Also coming from Cappadocian nobility, this Gregory studied in Athens where he met Basil. He became close friends with the two brothers and is considered one of the outstanding speakers and preachers in church history. He shared Basil’s interest in monasticism. Gregory is called “the theologian” in the Eastern church and he played a significant role in the Council of Constantinople (381).
Here’s Gregory of Nazianzus describing the Trinity:
“Such is my position, then, with regard to these questions. I hope it will always be my position, and that of whoever is dear to me; to worship the Father as God, the Son as God, and the Holy Spirit as God, three individualities, one divinity, undivided in honour and glory and essence and kingdom.”6
The Cappadocian fathers affirmed the Nicene orthodoxy of the Father and Son being homoousios (of one substance) and joined with it the Origenist view that the Father, the Son, and the Holy Spirit are three hypostases (persons). Of course, the Cappadocian fathers didn’t resolve all challenges regarding the Trinity. Properly preserving the tri-unity of God is a delicate balance that the church sought to define correctly over the early centuries. Theologian Tony Lane comments, “The Cappadocians greatly advanced the understanding of the Trinity in their time, but their conception of the unity of the Godhead needed to be strengthened.”7
Robert Letham puts it well:
“There is an enormous amount we can learn from the Cappadocians. As with all of us, there are also pitfalls in their thought that we should avoid. A critical but appreciative reading of these important theologians and churchmen will do a great deal of good in our own day.”8
Church history and historical theology contains much wisdom that can benefit today’s church. We as modern-day believers in Christ should deeply value the important lessons of the past.
Reflection: Your Turn
Do you sing about the Trinity and hear the doctrine defined and defended in your church?
- For an introduction to church history and historical theology via biography, see Kenneth Richard Samples, Classic Christian Thinkers.
- For more about St. Basil of Caesarea, see my article Christian Thinkers 101: A Crash Course on St. Basil.
- For more on these three Eastern church fathers, see Anthony Meredith, The Cappadocians.
1. This article was influenced by Robert Letham, “The Three Cappadocians,” in Shapers of Christian Orthodoxy: Engaging with Early and Medieval Theologians, Bradley G. Green ed. (Downers Grove, IL: InterVarsity, 2010), chap. 5; and Tony Lane, A Concise History of Christian Thought (Grand Rapids, MI: Baker, 2006), “Cappadocian Fathers,” 36–39.
2. Along with Cicero and St. Augustine, Basil is one of the most prolific authors of the ancient world.
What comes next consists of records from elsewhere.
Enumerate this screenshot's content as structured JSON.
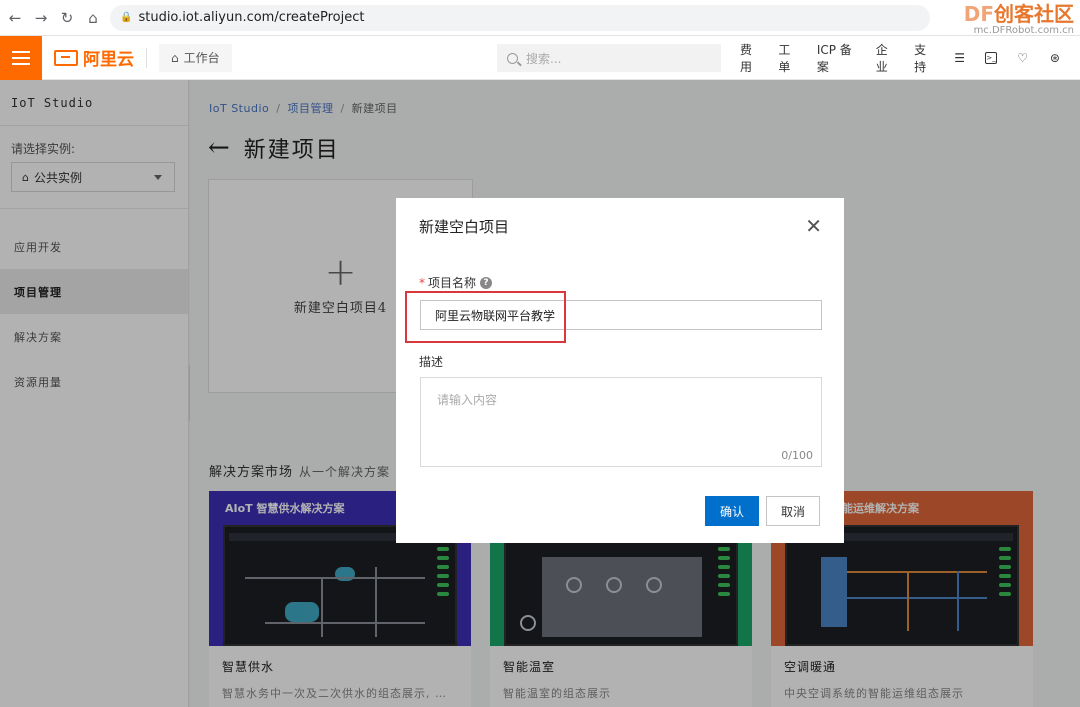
{
  "browser": {
    "url": "studio.iot.aliyun.com/createProject",
    "watermark_prefix": "DF",
    "watermark_title": "创客社区",
    "watermark_sub": "mc.DFRobot.com.cn"
  },
  "header": {
    "logo_text": "阿里云",
    "workbench_label": "工作台",
    "search_placeholder": "搜索...",
    "links": [
      "费用",
      "工单",
      "ICP 备案",
      "企业",
      "支持"
    ],
    "icons": [
      "app-icon",
      "terminal-icon",
      "bell-icon",
      "cart-icon"
    ],
    "accent_color": "#ff6a00"
  },
  "sidebar": {
    "title": "IoT Studio",
    "instance_label": "请选择实例:",
    "instance_value": "公共实例",
    "items": [
      {
        "label": "应用开发",
        "active": false
      },
      {
        "label": "项目管理",
        "active": true
      },
      {
        "label": "解决方案",
        "active": false
      },
      {
        "label": "资源用量",
        "active": false
      }
    ]
  },
  "breadcrumb": [
    "IoT Studio",
    "项目管理",
    "新建项目"
  ],
  "page_title": "新建项目",
  "new_card_label": "新建空白项目4",
  "market": {
    "title": "解决方案市场",
    "subtitle": "从一个解决方案",
    "cards": [
      {
        "banner": "AIoT 智慧供水解决方案",
        "name": "智慧供水",
        "desc": "智慧水务中一次及二次供水的组态展示, …",
        "color": "#3d2fb8"
      },
      {
        "banner": "",
        "name": "智能温室",
        "desc": "智能温室的组态展示",
        "color": "#1aa86b"
      },
      {
        "banner": "智能运维解决方案",
        "name": "空调暖通",
        "desc": "中央空调系统的智能运维组态展示",
        "color": "#e0683a"
      }
    ]
  },
  "modal": {
    "title": "新建空白项目",
    "name_label": "项目名称",
    "name_value": "阿里云物联网平台教学",
    "desc_label": "描述",
    "desc_placeholder": "请输入内容",
    "desc_count": "0/100",
    "ok_label": "确认",
    "cancel_label": "取消",
    "primary_color": "#0070cc",
    "highlight_color": "#d9363e"
  }
}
3. Letham, “The Three Cappadocians,” in Shapers of Christian Orthodoxy, 191.
4. Basil, De Spiritu Sancto (On the Holy Spirit), 10.26, in Nicene and Post-Nicene Fathers, trans. Blomfield Jackson, ed. Philip Schaff and Henry Wace, second series, vol. 8 (Buffalo, NY: Christian Literature Publishing Co., 1895), revised and edited for New Advent by Kevin Knight, https://www.newadvent.org/fathers/3203.htm.
5. Gregory of Nyssa, On “Not Three Gods,” in Nicene and Post-Nicene Fathers, trans. H. A. Wilson, ed. Philip Schaff and Henry Wace, second series, vol. 5 (Buffalo, NY: Christian Literature Publishing Co., 1893), revised and edited for New Advent by Kevin Knight, http://www.newadvent.org/fathers/2905.htm.
6. Gregory of Nazianzus, “Theological Orations 5: On the Holy Spirit,” in Five Theological Orations, trans. Stephen Reynolds (2011), 5.28.118, https://tspace.library.utoronto.ca/bitstream/1807/36303/1/Gregory%20of%20Nazianzus%20Theological%20Orations.pdf.
7. Tony Lane, “Cappadocian Fathers,” in A Concise History of Christian Thought (Grand Rapids, MI: Baker, 2006), 38.
8. Letham, “The Three Cappadocians,” in Shapers of Christian Orthodoxy, 230.